Information supplied.
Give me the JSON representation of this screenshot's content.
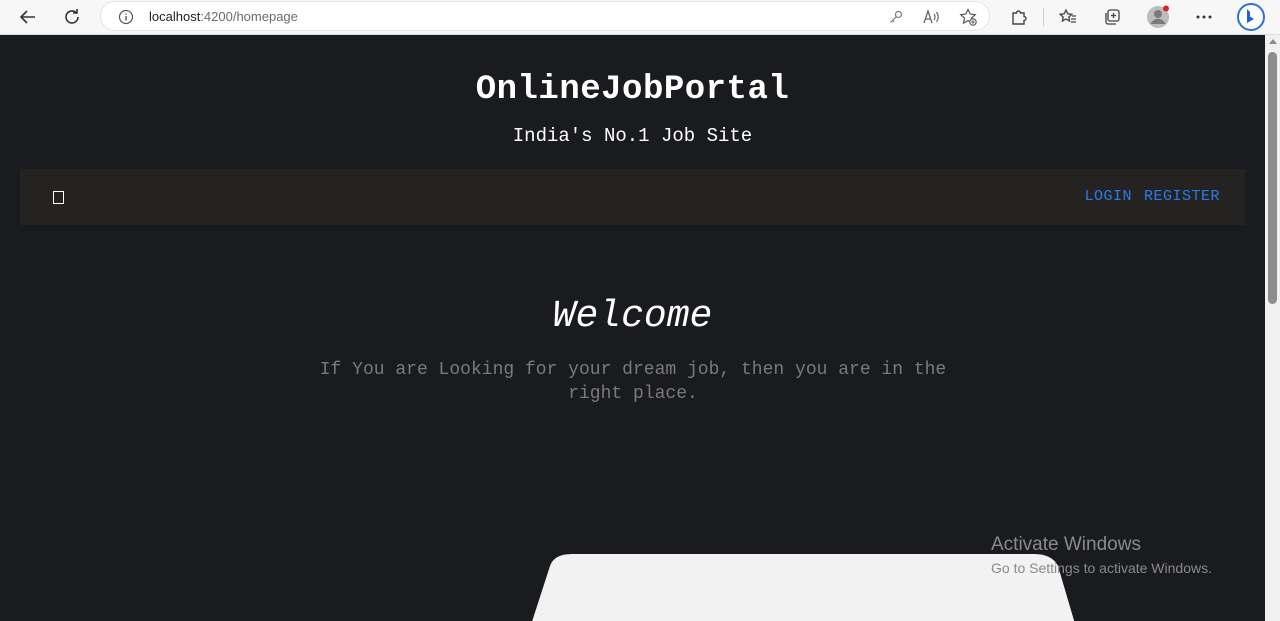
{
  "browser": {
    "url_host": "localhost",
    "url_path": ":4200/homepage"
  },
  "site": {
    "title": "OnlineJobPortal",
    "tagline": "India's No.1 Job Site"
  },
  "navbar": {
    "links": [
      {
        "label": "LOGIN"
      },
      {
        "label": "REGISTER"
      }
    ]
  },
  "hero": {
    "heading": "Welcome",
    "lead": "If You are Looking for your dream job, then you are in the right place."
  },
  "watermark": {
    "line1": "Activate Windows",
    "line2": "Go to Settings to activate Windows."
  },
  "colors": {
    "page_bg": "#1a1b1e",
    "navbar_bg": "#242321",
    "link": "#2b7bea",
    "lead_text": "#7a7a7a"
  }
}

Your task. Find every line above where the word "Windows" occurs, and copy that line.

Completed exercise.
    "line1": "Activate Windows",
    "line2": "Go to Settings to activate Windows."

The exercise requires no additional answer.